March 2, 2015

Jeremy's drawings

I have long admired the work of Paula Kovarik, which features extraordinary, imaginative stitching on a variety of surfaces--sometimes abstract blocks of color, sometimes re-purposed linens.  A few months ago, Paula put out a request for people to send her children's drawings of robots, monsters, and beasts.  She had been using drawings from her own family in some of her quilting, and was looking for more images to work from.  I sent in a number of my son Jeremy's drawings, made when he was between four and six years old.  To my delight, Paula has posted one of Jeremy's drawings in the left side-bar of her blog, and another in a recent post about the project; you can see both drawings here.  It is lovely to have these glimpses of Jeremy out in the world.

Here are some of the other drawings I found as I went through the big envelopes of things I'd saved from Jeremy's childhood.  It was striking to see what a narrow window there is for drawings like this.
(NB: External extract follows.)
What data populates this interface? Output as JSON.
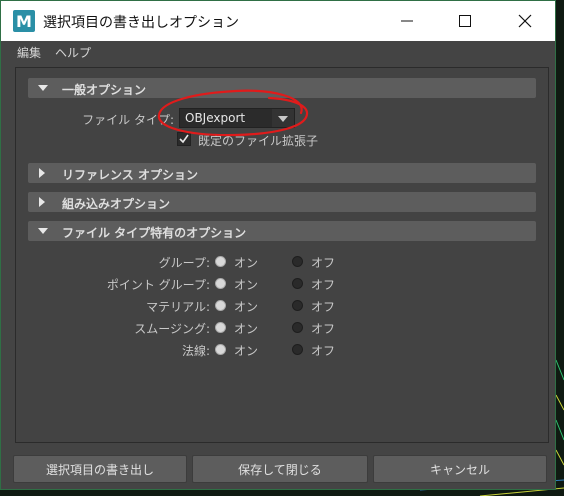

Before age three or four, drawings were more scribbles, without recognizable figures.  After age six (first grade), the whimsical freedom was gone; Paula tells me this is typical.  

a butterfly

 I didn't make a note of the subject; I think it may have been a spider.

 a caterpillar

a grasshopper

This is perhaps my favorite.  I think it was done the first time we did drawings to make plates, something we continued for a number of years.  Such treasures. . .


  1. Those plates that the child draws on that can then be "fired" for permanency are such a great idea! Do you and David actually use these (done by Jeremy) for everyday dishes or are they displayed as works of art?

  2. Yes, we used to use these plates for every day meals when Jeremy was young. Ruined one in the microwave, but learned the lesson. One special one we've kept out on display for many years. If you'd like to have the grandkids make some, here's the company: